▶ [WHAT YOU NEED TO DO]: Look through the entries below, please, and copy every line with the word "ffffff".

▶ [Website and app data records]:

Content starts

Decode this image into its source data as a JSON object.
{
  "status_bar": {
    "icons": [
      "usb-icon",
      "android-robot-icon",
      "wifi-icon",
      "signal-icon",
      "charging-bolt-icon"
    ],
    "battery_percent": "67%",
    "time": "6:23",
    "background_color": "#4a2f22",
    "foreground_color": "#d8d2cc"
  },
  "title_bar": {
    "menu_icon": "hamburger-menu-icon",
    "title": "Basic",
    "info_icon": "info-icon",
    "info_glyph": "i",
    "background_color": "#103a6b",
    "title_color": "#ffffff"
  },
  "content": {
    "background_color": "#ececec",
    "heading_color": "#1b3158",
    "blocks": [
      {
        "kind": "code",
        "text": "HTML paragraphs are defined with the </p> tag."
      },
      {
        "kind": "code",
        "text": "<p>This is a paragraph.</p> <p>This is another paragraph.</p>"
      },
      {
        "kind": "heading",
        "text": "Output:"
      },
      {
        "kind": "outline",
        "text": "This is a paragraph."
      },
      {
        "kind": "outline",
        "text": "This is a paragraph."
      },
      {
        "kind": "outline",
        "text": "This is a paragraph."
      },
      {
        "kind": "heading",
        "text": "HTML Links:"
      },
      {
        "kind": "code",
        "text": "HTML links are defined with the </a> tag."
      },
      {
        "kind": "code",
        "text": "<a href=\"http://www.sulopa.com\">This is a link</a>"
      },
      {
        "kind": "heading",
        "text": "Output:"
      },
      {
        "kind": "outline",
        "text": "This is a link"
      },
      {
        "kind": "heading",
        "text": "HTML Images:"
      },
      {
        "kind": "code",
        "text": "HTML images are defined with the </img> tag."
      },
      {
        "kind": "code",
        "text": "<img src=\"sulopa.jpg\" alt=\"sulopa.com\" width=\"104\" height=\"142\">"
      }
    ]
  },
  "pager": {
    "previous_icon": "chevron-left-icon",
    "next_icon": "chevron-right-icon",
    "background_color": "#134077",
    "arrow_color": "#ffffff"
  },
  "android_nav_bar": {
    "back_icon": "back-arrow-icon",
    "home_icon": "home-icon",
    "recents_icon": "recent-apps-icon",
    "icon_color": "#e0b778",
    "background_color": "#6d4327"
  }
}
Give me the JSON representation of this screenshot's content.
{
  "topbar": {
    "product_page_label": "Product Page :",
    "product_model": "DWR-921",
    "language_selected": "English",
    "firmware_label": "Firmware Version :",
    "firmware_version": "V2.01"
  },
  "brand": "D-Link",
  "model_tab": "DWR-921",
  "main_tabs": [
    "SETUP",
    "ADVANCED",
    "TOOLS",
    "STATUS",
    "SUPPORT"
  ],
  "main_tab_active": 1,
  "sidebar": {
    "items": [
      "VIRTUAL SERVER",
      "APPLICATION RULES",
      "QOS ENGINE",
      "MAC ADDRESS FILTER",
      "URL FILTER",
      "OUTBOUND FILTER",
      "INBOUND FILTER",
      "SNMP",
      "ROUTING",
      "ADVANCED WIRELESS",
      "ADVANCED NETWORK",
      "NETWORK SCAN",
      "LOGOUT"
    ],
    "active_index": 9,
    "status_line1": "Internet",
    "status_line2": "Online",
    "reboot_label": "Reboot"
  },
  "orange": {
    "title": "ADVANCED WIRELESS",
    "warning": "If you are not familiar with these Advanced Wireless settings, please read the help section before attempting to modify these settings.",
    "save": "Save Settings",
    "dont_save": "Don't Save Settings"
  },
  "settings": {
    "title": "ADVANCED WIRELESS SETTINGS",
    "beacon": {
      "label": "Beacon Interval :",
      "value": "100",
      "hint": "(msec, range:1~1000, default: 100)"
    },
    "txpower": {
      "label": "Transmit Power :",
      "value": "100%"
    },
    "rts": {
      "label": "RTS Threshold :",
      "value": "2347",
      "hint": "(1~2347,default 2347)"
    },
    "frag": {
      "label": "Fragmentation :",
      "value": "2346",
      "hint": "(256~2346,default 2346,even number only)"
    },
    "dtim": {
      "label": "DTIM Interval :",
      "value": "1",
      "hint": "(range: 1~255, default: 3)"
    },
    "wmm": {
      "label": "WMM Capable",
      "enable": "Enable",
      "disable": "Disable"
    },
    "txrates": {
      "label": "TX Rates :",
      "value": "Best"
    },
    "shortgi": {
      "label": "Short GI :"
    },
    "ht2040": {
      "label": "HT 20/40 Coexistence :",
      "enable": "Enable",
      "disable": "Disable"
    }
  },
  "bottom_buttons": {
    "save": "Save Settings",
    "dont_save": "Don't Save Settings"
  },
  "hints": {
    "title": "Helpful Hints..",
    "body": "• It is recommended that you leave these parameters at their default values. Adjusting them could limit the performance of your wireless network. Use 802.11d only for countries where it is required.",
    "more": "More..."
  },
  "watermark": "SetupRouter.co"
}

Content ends

▶ [YOUR RESPONSE]:
    "title_color": "#ffffff"
    "arrow_color": "#ffffff"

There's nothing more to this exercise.